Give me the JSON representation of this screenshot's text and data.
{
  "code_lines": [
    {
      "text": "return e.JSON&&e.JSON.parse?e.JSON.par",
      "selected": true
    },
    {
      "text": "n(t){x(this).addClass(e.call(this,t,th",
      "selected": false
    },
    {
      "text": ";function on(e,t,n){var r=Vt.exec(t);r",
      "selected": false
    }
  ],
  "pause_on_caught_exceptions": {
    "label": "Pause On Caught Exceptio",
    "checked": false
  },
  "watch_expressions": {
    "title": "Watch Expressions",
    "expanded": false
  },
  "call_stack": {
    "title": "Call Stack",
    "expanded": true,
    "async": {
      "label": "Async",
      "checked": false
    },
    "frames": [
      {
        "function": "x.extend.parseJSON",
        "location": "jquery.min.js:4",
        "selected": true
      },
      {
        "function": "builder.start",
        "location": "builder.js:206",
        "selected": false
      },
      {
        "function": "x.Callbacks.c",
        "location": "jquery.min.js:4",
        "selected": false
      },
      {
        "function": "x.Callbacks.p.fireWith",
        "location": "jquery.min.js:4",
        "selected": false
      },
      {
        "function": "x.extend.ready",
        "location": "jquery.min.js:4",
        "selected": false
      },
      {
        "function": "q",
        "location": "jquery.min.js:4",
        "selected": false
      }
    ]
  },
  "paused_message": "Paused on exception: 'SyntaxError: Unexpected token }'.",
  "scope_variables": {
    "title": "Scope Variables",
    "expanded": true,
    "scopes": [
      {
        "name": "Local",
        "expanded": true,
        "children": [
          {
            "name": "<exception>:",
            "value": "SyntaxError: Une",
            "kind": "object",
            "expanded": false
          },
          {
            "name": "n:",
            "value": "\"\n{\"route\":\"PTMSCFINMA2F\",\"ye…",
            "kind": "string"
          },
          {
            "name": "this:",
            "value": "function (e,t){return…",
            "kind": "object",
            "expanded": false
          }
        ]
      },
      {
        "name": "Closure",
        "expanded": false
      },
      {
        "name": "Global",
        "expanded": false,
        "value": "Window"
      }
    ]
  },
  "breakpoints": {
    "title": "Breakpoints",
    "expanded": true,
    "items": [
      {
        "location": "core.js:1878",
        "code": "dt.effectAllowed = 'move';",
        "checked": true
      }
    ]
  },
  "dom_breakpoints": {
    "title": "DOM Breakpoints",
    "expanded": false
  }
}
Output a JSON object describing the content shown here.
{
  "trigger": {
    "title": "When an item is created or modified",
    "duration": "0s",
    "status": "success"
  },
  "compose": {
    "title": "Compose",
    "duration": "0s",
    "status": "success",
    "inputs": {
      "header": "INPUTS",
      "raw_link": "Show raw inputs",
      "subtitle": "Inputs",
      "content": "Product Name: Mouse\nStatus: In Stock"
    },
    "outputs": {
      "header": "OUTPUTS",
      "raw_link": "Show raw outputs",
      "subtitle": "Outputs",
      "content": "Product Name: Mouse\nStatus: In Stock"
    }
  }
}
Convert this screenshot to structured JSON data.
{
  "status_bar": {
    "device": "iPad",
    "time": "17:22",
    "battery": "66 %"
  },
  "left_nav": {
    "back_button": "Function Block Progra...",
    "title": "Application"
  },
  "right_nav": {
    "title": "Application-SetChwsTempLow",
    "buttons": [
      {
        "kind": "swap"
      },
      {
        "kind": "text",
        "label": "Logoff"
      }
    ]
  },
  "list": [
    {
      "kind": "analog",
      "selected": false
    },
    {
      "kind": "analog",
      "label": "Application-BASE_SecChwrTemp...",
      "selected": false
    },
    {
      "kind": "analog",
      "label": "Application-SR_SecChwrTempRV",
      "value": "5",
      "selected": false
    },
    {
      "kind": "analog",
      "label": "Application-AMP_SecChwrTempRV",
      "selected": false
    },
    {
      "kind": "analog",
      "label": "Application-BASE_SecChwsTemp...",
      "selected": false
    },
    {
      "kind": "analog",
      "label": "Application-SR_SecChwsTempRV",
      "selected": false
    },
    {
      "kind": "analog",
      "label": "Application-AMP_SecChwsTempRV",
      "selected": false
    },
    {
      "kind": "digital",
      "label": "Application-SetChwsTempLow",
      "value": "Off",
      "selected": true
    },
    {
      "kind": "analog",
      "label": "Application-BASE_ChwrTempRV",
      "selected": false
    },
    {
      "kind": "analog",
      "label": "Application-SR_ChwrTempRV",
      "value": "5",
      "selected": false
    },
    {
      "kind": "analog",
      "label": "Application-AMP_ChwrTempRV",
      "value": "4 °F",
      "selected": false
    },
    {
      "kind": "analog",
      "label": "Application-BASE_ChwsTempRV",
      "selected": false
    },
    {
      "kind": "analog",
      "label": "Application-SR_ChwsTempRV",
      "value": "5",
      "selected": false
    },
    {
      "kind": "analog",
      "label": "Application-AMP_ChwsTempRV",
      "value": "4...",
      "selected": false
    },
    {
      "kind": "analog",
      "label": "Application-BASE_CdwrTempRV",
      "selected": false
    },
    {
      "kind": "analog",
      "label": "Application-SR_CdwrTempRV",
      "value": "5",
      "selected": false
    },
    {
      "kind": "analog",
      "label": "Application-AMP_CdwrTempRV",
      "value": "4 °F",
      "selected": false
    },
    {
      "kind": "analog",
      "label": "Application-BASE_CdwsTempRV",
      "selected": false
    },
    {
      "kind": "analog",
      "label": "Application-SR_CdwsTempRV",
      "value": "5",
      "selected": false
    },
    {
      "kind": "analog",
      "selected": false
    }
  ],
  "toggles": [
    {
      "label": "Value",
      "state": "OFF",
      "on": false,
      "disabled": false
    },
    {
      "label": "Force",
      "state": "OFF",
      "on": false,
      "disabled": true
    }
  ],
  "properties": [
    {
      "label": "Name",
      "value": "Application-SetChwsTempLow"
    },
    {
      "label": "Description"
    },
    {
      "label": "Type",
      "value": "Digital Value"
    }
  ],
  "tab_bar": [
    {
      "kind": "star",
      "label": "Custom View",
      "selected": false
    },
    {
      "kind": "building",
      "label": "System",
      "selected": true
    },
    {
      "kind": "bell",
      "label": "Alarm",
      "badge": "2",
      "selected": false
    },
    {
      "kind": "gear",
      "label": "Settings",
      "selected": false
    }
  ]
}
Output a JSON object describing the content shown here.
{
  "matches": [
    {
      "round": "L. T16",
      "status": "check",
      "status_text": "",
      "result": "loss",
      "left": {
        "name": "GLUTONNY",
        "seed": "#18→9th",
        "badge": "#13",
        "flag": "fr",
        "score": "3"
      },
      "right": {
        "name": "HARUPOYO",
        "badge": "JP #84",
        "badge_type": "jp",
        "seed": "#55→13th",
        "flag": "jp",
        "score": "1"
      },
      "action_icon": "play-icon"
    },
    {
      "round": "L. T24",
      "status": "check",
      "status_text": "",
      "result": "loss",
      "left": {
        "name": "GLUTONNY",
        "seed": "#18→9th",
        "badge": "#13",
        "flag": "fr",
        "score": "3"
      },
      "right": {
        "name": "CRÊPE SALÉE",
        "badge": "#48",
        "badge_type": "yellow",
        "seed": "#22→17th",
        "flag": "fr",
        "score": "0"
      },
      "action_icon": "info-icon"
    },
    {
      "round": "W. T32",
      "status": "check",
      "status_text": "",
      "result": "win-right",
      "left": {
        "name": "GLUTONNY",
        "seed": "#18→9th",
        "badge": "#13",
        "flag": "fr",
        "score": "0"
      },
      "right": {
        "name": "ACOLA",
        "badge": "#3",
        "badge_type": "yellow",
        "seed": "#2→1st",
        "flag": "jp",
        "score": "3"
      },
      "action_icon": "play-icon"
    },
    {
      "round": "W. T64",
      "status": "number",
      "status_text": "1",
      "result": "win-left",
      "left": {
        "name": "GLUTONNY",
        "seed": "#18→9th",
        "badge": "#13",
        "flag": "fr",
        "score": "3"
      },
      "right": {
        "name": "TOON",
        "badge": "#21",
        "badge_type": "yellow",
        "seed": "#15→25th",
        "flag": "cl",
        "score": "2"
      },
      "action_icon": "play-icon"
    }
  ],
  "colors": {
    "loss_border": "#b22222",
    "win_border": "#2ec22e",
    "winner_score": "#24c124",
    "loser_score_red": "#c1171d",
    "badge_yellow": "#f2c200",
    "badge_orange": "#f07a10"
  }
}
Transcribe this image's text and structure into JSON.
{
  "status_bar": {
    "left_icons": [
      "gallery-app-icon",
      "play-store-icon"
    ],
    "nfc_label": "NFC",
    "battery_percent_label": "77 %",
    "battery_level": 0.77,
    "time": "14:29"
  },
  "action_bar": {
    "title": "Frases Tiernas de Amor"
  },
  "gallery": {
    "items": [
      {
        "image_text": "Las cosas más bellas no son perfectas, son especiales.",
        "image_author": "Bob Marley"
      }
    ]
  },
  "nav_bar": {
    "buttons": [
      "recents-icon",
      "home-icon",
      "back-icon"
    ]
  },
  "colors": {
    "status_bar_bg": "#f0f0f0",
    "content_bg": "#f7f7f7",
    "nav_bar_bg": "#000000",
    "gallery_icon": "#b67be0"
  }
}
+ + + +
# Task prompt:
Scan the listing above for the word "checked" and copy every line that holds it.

# Problem solution:
    "checked": false
      "checked": false
        "checked": true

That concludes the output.